The first of the two was indeed born in Waters' mind, who also wrote all the lyrics, but it was a joint effort and a clear achievement of the four musicians. In contrast, in the band's tribute to Barrett in 1975, one could already see the beginning of the feud between Waters and Gilmour.
Mason, the drummer, barely contributed anything to this album; Wright, although working well there, was disheartened throughout; and Gilmour, whose guitar skills were at their peak, refused to sing Have a Cigar, leading to his good friend, Roy Harper, being invited to perform instead.
During the course of 1975, internal tensions within Pink Floyd gradually boiled until Waters decided to leave. Meanwhile, the remaining three members pursued their own solo projects, eventually finding personal fulfillment. This divergence between Waters and Pink Floyd allowed both sides to continue their respective musical journeys. However, in retrospect, both parties lost big because of this feud.
Waters' solo albums showcased conceptual depth and intensity, but they lacked the melodic sensibilities of Gilmour and Wright. Even Pink Floyd's subsequent albums under Gilmour's leadership, such as 1987's A Momentary Lapse of Reason and 1994's The Division Bell, encountered challenges of a different nature.
In 2005, just one year before Wright (and Barrett) passed away, the iconic quartet of Pink Floyd came together once again for a brief and memorable performance at Live 8. It was Bob Geldof, the organizer and renowned star of The Wall film, who got them to put their differences aside and unite for a noble cause.
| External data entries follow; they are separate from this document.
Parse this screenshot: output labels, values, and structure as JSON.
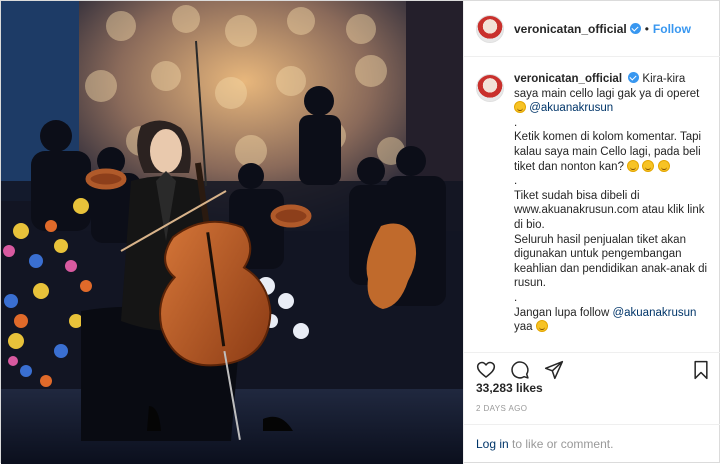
{
  "header": {
    "username": "veronicatan_official",
    "separator": "•",
    "follow_label": "Follow"
  },
  "caption": {
    "username": "veronicatan_official",
    "line1": "Kira-kira saya main cello lagi gak ya di operet",
    "mention1": "@akuanakrusun",
    "line2": "Ketik komen di kolom komentar. Tapi kalau saya main Cello lagi, pada beli tiket dan nonton kan?",
    "line3": "Tiket sudah bisa dibeli di www.akuanakrusun.com atau klik link di bio.",
    "line4": "Seluruh hasil penjualan tiket akan digunakan untuk pengembangan keahlian dan pendidikan anak-anak di rusun.",
    "line5": "Jangan lupa follow",
    "mention2": "@akuanakrusun",
    "line5_end": "yaa",
    "dot": "."
  },
  "stats": {
    "likes": "33,283 likes",
    "posted": "2 DAYS AGO"
  },
  "footer": {
    "login_label": "Log in",
    "login_suffix": " to like or comment."
  },
  "icons": {
    "like": "heart-icon",
    "comment": "comment-icon",
    "share": "share-icon",
    "save": "bookmark-icon",
    "verified": "verified-badge-icon"
  },
  "colors": {
    "link": "#3897f0",
    "mention": "#003569",
    "muted": "#999999"
  }
}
This reunion instantly captured the attention and excitement of both fans and the media.
However, as soon as the four members graced the stage and began playing, it became evident this was a unique and singular occurrence. Despite over 20 years passing, the lingering wounds of the past proved insurmountable, ultimately preventing any possibility of a lasting reunion.
Waters' transformation remains a puzzling enigma considering his upbringing without his pacifist father, who tragically perished in World War II (a loss commemorated in the album The Final Cut).
At the pinnacle of his career, he betrayed many of their shared values, succumbing to an inexplicable envy. His vehement denouncement of materialism gave way to the stereotype of a disengaged and bored wealthy rock star. As a child who grew up fatherless, he grappled with the challenge of overcoming his separation from Barrett, delving extensively into themes of madness and eventually becoming consumed by obsession himself.
Despite his staunch opposition to politicians, branding figures like Margaret Thatcher of the Falklands War and Menachem Begin of the First Lebanon War as warmongers (critiqued in The Final Cut), Waters paradoxically celebrated the fall of the Berlin Wall by staging a performance of The Wall in the reunited city.
His alignment with Putin stemmed solely from Gilmour's support for Ukraine in the face of unprovoked aggression. Waters' narrative is undoubtedly thought-provoking, yet tinged with a profound sense of sadness.
In today's cancel culture, it may be tempting to link the past work of an individual from the 1970s to their current expressions of antisemitism and anti-democratic views, leading us to distance ourselves from them. It's understandable why some might choose this path, but it ultimately results in a lose-lose. It's unlikely that the obsessive Waters will change or retract his statements, so why should we deprive ourselves of the amazing music he and his bandmates once created?
Instead of canceling him, it may be more beneficial to simply ignore him. Even his version that bears resemblance to The Dark Side of the Moon, based on the snippets released so far, doesn't appear to be a masterpiece worthy of reshaping one's agenda.
Nevertheless, the old Pink Floyd albums still have their place on record shelves or on streaming platforms like Spotify, and those whose musical and cultural tastes have been influenced by them will continue to find immense joy in them, even in 2023.